Without changing a single word, write out every entry.

****

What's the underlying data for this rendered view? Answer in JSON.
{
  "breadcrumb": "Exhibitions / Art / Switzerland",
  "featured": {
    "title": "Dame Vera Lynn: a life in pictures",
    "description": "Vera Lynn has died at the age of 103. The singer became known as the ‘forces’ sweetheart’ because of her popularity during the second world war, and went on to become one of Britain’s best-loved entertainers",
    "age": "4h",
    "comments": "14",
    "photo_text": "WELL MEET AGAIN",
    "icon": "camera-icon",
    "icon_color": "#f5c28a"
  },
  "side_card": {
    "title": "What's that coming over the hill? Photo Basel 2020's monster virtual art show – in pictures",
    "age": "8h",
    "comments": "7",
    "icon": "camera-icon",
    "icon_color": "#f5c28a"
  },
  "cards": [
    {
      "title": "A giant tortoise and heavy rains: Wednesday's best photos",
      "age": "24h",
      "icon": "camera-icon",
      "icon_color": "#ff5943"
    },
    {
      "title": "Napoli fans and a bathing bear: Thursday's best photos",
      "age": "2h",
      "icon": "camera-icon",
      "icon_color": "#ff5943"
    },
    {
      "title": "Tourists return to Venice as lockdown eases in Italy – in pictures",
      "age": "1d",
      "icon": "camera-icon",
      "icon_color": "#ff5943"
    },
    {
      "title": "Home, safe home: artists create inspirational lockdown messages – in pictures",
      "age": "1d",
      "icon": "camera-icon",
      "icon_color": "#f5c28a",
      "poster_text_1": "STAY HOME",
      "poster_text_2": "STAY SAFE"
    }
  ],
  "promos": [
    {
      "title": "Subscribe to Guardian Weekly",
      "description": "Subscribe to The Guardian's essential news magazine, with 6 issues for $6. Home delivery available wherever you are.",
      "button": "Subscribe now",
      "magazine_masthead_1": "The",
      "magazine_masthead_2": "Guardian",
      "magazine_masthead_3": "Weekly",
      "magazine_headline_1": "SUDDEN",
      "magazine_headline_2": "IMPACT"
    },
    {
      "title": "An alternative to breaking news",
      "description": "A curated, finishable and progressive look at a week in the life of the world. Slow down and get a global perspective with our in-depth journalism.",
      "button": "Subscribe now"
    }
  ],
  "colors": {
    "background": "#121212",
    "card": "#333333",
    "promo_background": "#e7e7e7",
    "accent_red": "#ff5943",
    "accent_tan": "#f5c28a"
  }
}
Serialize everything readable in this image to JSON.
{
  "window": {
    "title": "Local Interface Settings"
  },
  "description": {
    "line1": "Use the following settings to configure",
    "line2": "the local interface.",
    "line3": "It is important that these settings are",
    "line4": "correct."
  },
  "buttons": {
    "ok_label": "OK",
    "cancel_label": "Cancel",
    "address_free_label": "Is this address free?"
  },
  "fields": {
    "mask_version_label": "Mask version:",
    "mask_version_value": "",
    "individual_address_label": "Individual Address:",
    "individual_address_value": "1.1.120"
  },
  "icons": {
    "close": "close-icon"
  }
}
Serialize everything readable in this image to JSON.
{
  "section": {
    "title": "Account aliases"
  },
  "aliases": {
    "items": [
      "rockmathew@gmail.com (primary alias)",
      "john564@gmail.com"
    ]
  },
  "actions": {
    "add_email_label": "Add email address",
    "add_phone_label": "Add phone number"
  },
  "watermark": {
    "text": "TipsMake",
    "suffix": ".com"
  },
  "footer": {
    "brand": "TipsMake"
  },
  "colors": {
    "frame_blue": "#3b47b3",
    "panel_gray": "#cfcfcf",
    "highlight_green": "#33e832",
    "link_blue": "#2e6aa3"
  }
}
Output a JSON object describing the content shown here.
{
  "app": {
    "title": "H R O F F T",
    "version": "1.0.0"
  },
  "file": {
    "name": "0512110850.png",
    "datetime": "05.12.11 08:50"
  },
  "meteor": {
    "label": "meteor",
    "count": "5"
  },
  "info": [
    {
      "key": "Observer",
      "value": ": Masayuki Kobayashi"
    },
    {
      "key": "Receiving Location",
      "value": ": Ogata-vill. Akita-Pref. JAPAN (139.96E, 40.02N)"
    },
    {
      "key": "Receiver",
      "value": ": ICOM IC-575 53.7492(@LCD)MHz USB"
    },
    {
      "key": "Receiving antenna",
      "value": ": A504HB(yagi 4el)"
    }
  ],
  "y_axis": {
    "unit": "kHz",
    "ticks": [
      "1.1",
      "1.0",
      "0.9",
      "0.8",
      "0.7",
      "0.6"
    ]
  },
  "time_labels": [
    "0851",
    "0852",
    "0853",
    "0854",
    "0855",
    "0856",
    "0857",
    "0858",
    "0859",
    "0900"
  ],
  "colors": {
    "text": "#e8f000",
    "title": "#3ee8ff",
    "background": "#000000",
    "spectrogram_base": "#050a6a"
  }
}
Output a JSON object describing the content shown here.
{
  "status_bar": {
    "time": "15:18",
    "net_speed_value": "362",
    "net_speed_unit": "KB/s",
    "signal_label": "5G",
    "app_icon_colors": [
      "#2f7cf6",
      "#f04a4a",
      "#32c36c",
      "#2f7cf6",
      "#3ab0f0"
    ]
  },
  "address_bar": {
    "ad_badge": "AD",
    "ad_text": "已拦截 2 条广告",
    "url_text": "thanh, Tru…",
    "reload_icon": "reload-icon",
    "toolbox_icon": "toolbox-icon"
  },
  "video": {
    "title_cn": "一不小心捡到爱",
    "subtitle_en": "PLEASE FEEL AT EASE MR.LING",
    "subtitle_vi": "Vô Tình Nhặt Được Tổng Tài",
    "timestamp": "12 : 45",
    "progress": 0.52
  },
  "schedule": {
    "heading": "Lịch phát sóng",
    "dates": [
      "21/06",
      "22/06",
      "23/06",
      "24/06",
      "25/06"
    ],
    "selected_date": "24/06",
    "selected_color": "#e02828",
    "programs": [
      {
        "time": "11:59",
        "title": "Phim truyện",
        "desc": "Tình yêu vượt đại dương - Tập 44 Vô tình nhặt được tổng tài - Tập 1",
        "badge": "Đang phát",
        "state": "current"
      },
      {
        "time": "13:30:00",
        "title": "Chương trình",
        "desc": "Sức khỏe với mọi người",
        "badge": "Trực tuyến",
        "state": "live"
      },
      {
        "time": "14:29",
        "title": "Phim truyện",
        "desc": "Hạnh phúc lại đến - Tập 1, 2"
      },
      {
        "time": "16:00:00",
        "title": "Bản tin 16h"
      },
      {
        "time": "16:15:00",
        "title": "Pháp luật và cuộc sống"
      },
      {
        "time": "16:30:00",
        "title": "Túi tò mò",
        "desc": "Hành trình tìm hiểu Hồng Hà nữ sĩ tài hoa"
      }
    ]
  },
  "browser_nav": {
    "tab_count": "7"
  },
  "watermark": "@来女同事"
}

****

**Result of the task:**
What's the underlying data for this rendered view? Answer in JSON.
{
  "breadcrumb": "Exhibitions / Art / Switzerland",
  "featured": {
    "title": "Dame Vera Lynn: a life in pictures",
    "description": "Vera Lynn has died at the age of 103. The singer became known as the ‘forces’ sweetheart’ because of her popularity during the second world war, and went on to become one of Britain’s best-loved entertainers",
    "age": "4h",
    "comments": "14",
    "photo_text": "WELL MEET AGAIN",
    "icon": "camera-icon",
    "icon_color": "#f5c28a"
  },
  "side_card": {
    "title": "What's that coming over the hill? Photo Basel 2020's monster virtual art show – in pictures",
    "age": "8h",
    "comments": "7",
    "icon": "camera-icon",
    "icon_color": "#f5c28a"
  },
  "cards": [
    {
      "title": "A giant tortoise and heavy rains: Wednesday's best photos",
      "age": "24h",
      "icon": "camera-icon",
      "icon_color": "#ff5943"
    },
    {
      "title": "Napoli fans and a bathing bear: Thursday's best photos",
      "age": "2h",
      "icon": "camera-icon",
      "icon_color": "#ff5943"
    },
    {
      "title": "Tourists return to Venice as lockdown eases in Italy – in pictures",
      "age": "1d",
      "icon": "camera-icon",
      "icon_color": "#ff5943"
    },
    {
      "title": "Home, safe home: artists create inspirational lockdown messages – in pictures",
      "age": "1d",
      "icon": "camera-icon",
      "icon_color": "#f5c28a",
      "poster_text_1": "STAY HOME",
      "poster_text_2": "STAY SAFE"
    }
  ],
  "promos": [
    {
      "title": "Subscribe to Guardian Weekly",
      "description": "Subscribe to The Guardian's essential news magazine, with 6 issues for $6. Home delivery available wherever you are.",
      "button": "Subscribe now",
      "magazine_masthead_1": "The",
      "magazine_masthead_2": "Guardian",
      "magazine_masthead_3": "Weekly",
      "magazine_headline_1": "SUDDEN",
      "magazine_headline_2": "IMPACT"
    },
    {
      "title": "An alternative to breaking news",
      "description": "A curated, finishable and progressive look at a week in the life of the world. Slow down and get a global perspective with our in-depth journalism.",
      "button": "Subscribe now"
    }
  ],
  "colors": {
    "background": "#121212",
    "card": "#333333",
    "promo_background": "#e7e7e7",
    "accent_red": "#ff5943",
    "accent_tan": "#f5c28a"
  }
}
Serialize everything readable in this image to JSON.
{
  "window": {
    "title": "Local Interface Settings"
  },
  "description": {
    "line1": "Use the following settings to configure",
    "line2": "the local interface.",
    "line3": "It is important that these settings are",
    "line4": "correct."
  },
  "buttons": {
    "ok_label": "OK",
    "cancel_label": "Cancel",
    "address_free_label": "Is this address free?"
  },
  "fields": {
    "mask_version_label": "Mask version:",
    "mask_version_value": "",
    "individual_address_label": "Individual Address:",
    "individual_address_value": "1.1.120"
  },
  "icons": {
    "close": "close-icon"
  }
}
Serialize everything readable in this image to JSON.
{
  "section": {
    "title": "Account aliases"
  },
  "aliases": {
    "items": [
      "rockmathew@gmail.com (primary alias)",
      "john564@gmail.com"
    ]
  },
  "actions": {
    "add_email_label": "Add email address",
    "add_phone_label": "Add phone number"
  },
  "watermark": {
    "text": "TipsMake",
    "suffix": ".com"
  },
  "footer": {
    "brand": "TipsMake"
  },
  "colors": {
    "frame_blue": "#3b47b3",
    "panel_gray": "#cfcfcf",
    "highlight_green": "#33e832",
    "link_blue": "#2e6aa3"
  }
}
Output a JSON object describing the content shown here.
{
  "app": {
    "title": "H R O F F T",
    "version": "1.0.0"
  },
  "file": {
    "name": "0512110850.png",
    "datetime": "05.12.11 08:50"
  },
  "meteor": {
    "label": "meteor",
    "count": "5"
  },
  "info": [
    {
      "key": "Observer",
      "value": ": Masayuki Kobayashi"
    },
    {
      "key": "Receiving Location",
      "value": ": Ogata-vill. Akita-Pref. JAPAN (139.96E, 40.02N)"
    },
    {
      "key": "Receiver",
      "value": ": ICOM IC-575 53.7492(@LCD)MHz USB"
    },
    {
      "key": "Receiving antenna",
      "value": ": A504HB(yagi 4el)"
    }
  ],
  "y_axis": {
    "unit": "kHz",
    "ticks": [
      "1.1",
      "1.0",
      "0.9",
      "0.8",
      "0.7",
      "0.6"
    ]
  },
  "time_labels": [
    "0851",
    "0852",
    "0853",
    "0854",
    "0855",
    "0856",
    "0857",
    "0858",
    "0859",
    "0900"
  ],
  "colors": {
    "text": "#e8f000",
    "title": "#3ee8ff",
    "background": "#000000",
    "spectrogram_base": "#050a6a"
  }
}
Output a JSON object describing the content shown here.
{
  "status_bar": {
    "time": "15:18",
    "net_speed_value": "362",
    "net_speed_unit": "KB/s",
    "signal_label": "5G",
    "app_icon_colors": [
      "#2f7cf6",
      "#f04a4a",
      "#32c36c",
      "#2f7cf6",
      "#3ab0f0"
    ]
  },
  "address_bar": {
    "ad_badge": "AD",
    "ad_text": "已拦截 2 条广告",
    "url_text": "thanh, Tru…",
    "reload_icon": "reload-icon",
    "toolbox_icon": "toolbox-icon"
  },
  "video": {
    "title_cn": "一不小心捡到爱",
    "subtitle_en": "PLEASE FEEL AT EASE MR.LING",
    "subtitle_vi": "Vô Tình Nhặt Được Tổng Tài",
    "timestamp": "12 : 45",
    "progress": 0.52
  },
  "schedule": {
    "heading": "Lịch phát sóng",
    "dates": [
      "21/06",
      "22/06",
      "23/06",
      "24/06",
      "25/06"
    ],
    "selected_date": "24/06",
    "selected_color": "#e02828",
    "programs": [
      {
        "time": "11:59",
        "title": "Phim truyện",
        "desc": "Tình yêu vượt đại dương - Tập 44 Vô tình nhặt được tổng tài - Tập 1",
        "badge": "Đang phát",
        "state": "current"
      },
      {
        "time": "13:30:00",
        "title": "Chương trình",
        "desc": "Sức khỏe với mọi người",
        "badge": "Trực tuyến",
        "state": "live"
      },
      {
        "time": "14:29",
        "title": "Phim truyện",
        "desc": "Hạnh phúc lại đến - Tập 1, 2"
      },
      {
        "time": "16:00:00",
        "title": "Bản tin 16h"
      },
      {
        "time": "16:15:00",
        "title": "Pháp luật và cuộc sống"
      },
      {
        "time": "16:30:00",
        "title": "Túi tò mò",
        "desc": "Hành trình tìm hiểu Hồng Hà nữ sĩ tài hoa"
      }
    ]
  },
  "browser_nav": {
    "tab_count": "7"
  },
  "watermark": "@来女同事"
}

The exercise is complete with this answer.